For some of us, what holds us here is wrapped up in the natural environment – its beauty, its ruggedness, its mix of challenge and inspiration. For others of us, social qualities of the communities (small “by nature”) are a draw. Salida and Crested Butte continue to be really interesting and open communities despite influxes of homogenizing money. People are actually moving to Crested Butte today because of the nationally recognized quality of its public school. People move to dirt-street places like Ohio City and Pitkin for entirely different social needs and desires. But for most of us, it is some swirled mix of both environmental and social qualities that attract and bind us to these valleys, despite the economic realities. I don’t think our presence in these places is yet up to Wallace Stegner’s standard – “a society to match its scenery” – but I continue to dream that we have a shot at that, if we can figure out how to articulate, describe and then balance our triple bottom line.

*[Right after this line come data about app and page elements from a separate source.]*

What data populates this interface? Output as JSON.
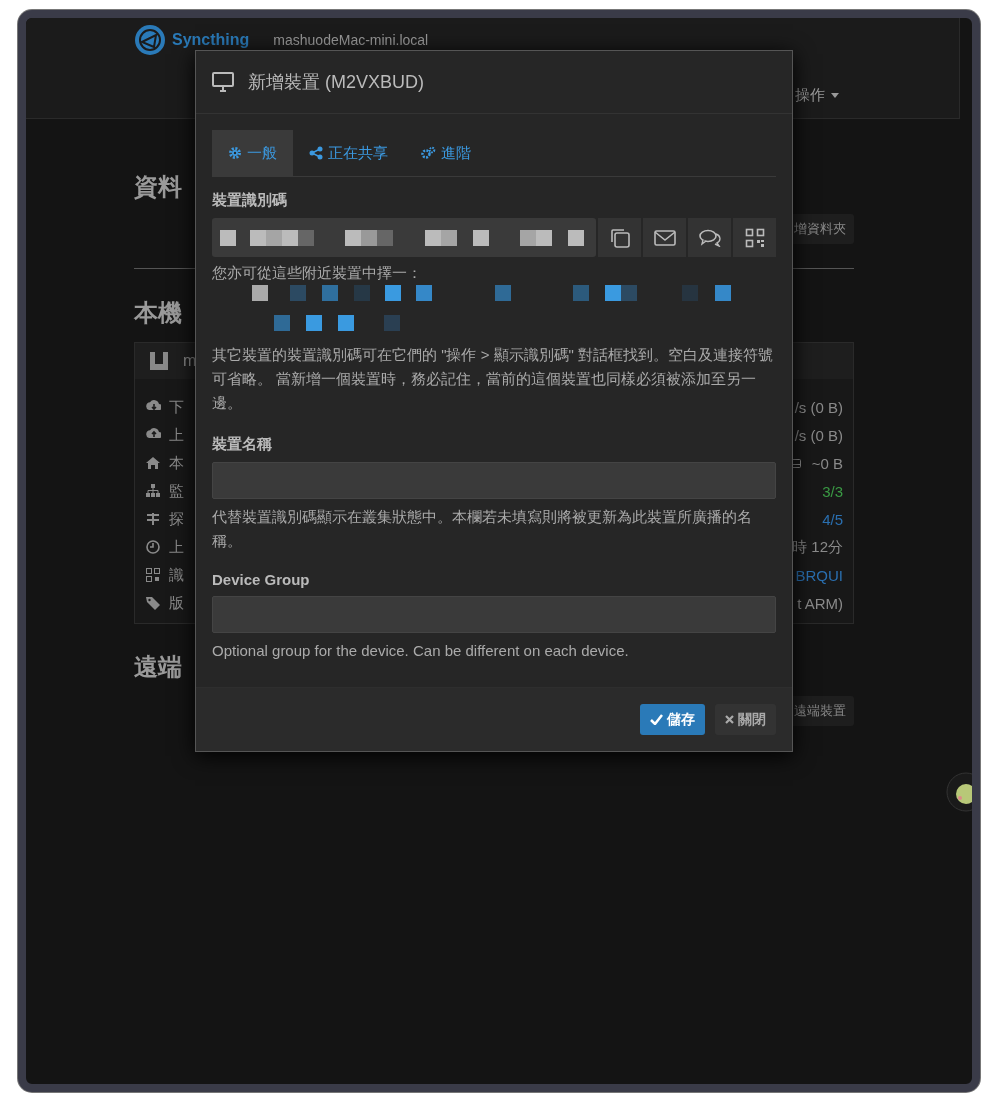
{
  "navbar": {
    "brand": "Syncthing",
    "hostname": "mashuodeMac-mini.local",
    "actions_menu": "操作"
  },
  "background": {
    "folders_heading": "資料",
    "add_folder_button": "增資料夾",
    "this_device_heading": "本機",
    "device_card": {
      "name": "m",
      "rows": [
        {
          "label": "下",
          "value": "/s (0 B)",
          "kind": "plain"
        },
        {
          "label": "上",
          "value": "/s (0 B)",
          "kind": "plain"
        },
        {
          "label": "本",
          "value": "~0 B",
          "kind": "disk"
        },
        {
          "label": "監",
          "value": "3/3",
          "kind": "good"
        },
        {
          "label": "探",
          "value": "4/5",
          "kind": "link"
        },
        {
          "label": "上",
          "value": "時 12分",
          "kind": "plain"
        },
        {
          "label": "識",
          "value": "BRQUI",
          "kind": "link"
        },
        {
          "label": "版",
          "value": "t ARM)",
          "kind": "plain"
        }
      ]
    },
    "remote_heading": "遠端",
    "add_remote_button": "遠端裝置"
  },
  "dialog": {
    "title": "新增裝置 (M2VXBUD)",
    "tabs": [
      {
        "label": "一般",
        "selected": true
      },
      {
        "label": "正在共享",
        "selected": false
      },
      {
        "label": "進階",
        "selected": false
      }
    ],
    "id_label": "裝置識別碼",
    "nearby_hint": "您亦可從這些附近裝置中擇一：",
    "id_help": "其它裝置的裝置識別碼可在它們的 \"操作 > 顯示識別碼\" 對話框找到。空白及連接符號可省略。 當新增一個裝置時，務必記住，當前的這個裝置也同樣必須被添加至另一邊。",
    "name_label": "裝置名稱",
    "name_help": "代替裝置識別碼顯示在叢集狀態中。本欄若未填寫則將被更新為此裝置所廣播的名稱。",
    "group_label": "Device Group",
    "group_help": "Optional group for the device. Can be different on each device.",
    "buttons": [
      {
        "label": "儲存",
        "kind": "primary"
      },
      {
        "label": "關閉",
        "kind": "default"
      }
    ]
  }
}
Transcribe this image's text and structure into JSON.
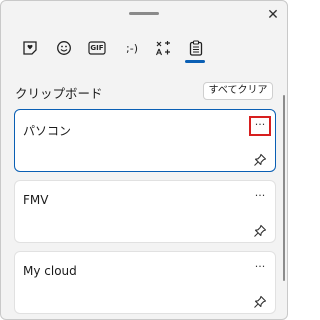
{
  "window": {
    "close_glyph": "✕",
    "close_icon": "close-icon"
  },
  "tabs": [
    {
      "icon": "sticker-heart-icon",
      "selected": false
    },
    {
      "icon": "emoji-smile-icon",
      "selected": false
    },
    {
      "icon": "gif-icon",
      "label": "GIF",
      "selected": false
    },
    {
      "icon": "kaomoji-icon",
      "label": ";-)",
      "selected": false
    },
    {
      "icon": "symbols-icon",
      "selected": false
    },
    {
      "icon": "clipboard-icon",
      "selected": true
    }
  ],
  "clipboard": {
    "title": "クリップボード",
    "clear_all_label": "すべてクリア",
    "items": [
      {
        "text": "パソコン",
        "more_label": "···",
        "pin_icon": "pin-icon",
        "selected": true,
        "highlight_more": true
      },
      {
        "text": "FMV",
        "more_label": "···",
        "pin_icon": "pin-icon",
        "selected": false,
        "highlight_more": false
      },
      {
        "text": "My cloud",
        "more_label": "···",
        "pin_icon": "pin-icon",
        "selected": false,
        "highlight_more": false
      }
    ]
  },
  "colors": {
    "accent": "#0a5fb4",
    "highlight_box": "#d71f1f",
    "panel_bg": "#f3f3f3",
    "card_bg": "#ffffff"
  }
}
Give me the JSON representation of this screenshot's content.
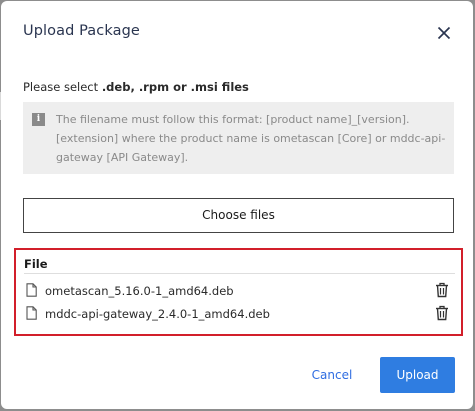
{
  "dialog": {
    "title": "Upload Package",
    "close_icon": "close-icon"
  },
  "hint": {
    "prefix": "Please select ",
    "formats": ".deb, .rpm or .msi files"
  },
  "info": {
    "icon": "info-icon",
    "icon_glyph": "i",
    "text": "The filename must follow this format: [product name]_[version].[extension] where the product name is ometascan [Core] or mddc-api-gateway [API Gateway]."
  },
  "choose_button": {
    "label": "Choose files"
  },
  "file_list": {
    "header": "File",
    "items": [
      {
        "name": "ometascan_5.16.0-1_amd64.deb",
        "icon": "document-icon",
        "delete_icon": "trash-icon"
      },
      {
        "name": "mddc-api-gateway_2.4.0-1_amd64.deb",
        "icon": "document-icon",
        "delete_icon": "trash-icon"
      }
    ],
    "highlight_color": "#d21f2a"
  },
  "footer": {
    "cancel_label": "Cancel",
    "upload_label": "Upload"
  },
  "colors": {
    "primary": "#2f7de1",
    "title": "#2a3550"
  }
}
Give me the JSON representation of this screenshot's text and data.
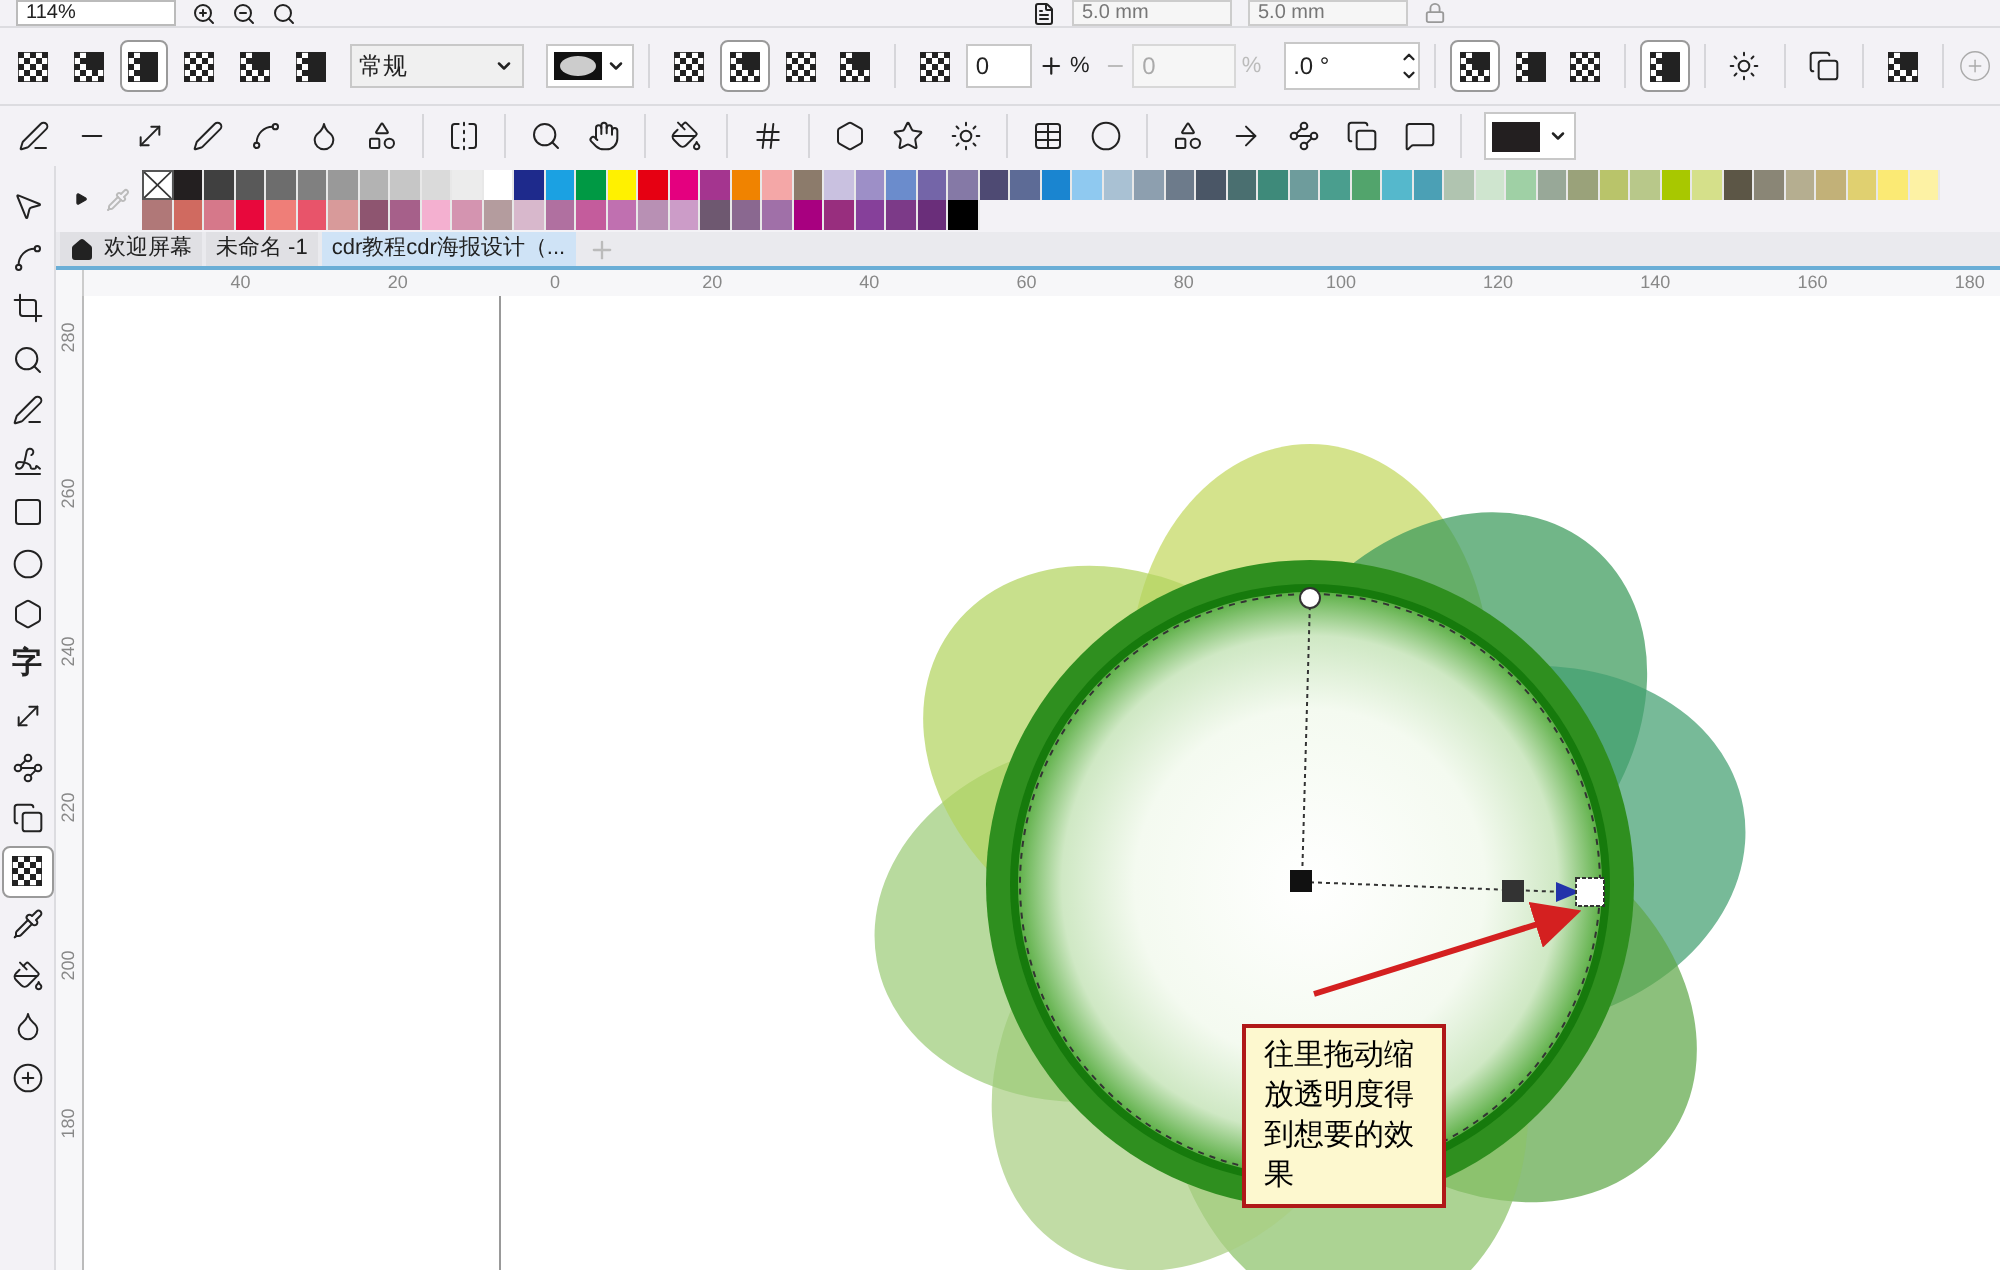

A big step in that process might begin with an acknowledgement of how much of our local economy is based on undermining the open space, beautiful attributes and general sense of “unspoiled” we value in our physical and cultural environment by attracting more and more people to come visit, and maybe build, in our valleys – in order to send the dollars we thereby acquire right back out into our “cultural environment” to buy everything – practically everything – we need to live here. Food, fuel, electric power, clothing, building materials – almost everything comes from “out there,” usually in big trucks, big pipes, power lines, etc., that all leave big tracks on the global environment, from which our local environment is in most respects inseparable. Our individual carbon footprints in the Upper Gunnison are larger than those of most urbanites and suburbanites.
So am I suggesting that we should go back to living in brush-and-mud tipis, eating whatever we could grub out of the landscape, and only that, like the Archaics who lived here thousands of years ago? No. But it does seem like there are low-cost, low-risk steps in a “kinder, gentler” direction we could be taking that would lean more lightly on the undervalued aspects of our larger prosperity. Some of them we have even started on. The “local food movement” is probably the best example today. Community gardening organizations like Mountain Roots in this valley are probably the best actual “economic-social-environmental development” organizations we have going today.
The One Valley Prosperity Project proposes to start with a period of “telling our stories” and otherwise trying to begin thinking more largely about the attributes of a larger vision of “prosperity” than we conventionally bring to that discussion. It certainly feels like a step in the right direction – especially given a future that suggests more people and less of the material abundance that marked the 20th century.
A lot of us in this valley did time at the local college/university; maybe we should begin with a statement I heard attributed to Ed Abbey: “The purpose of a liberal arts education is to learn how to have a rich life without needing much money.” That’s a durable prosperity.
George Sibley cultivates his Voltairian garden in Gunnison.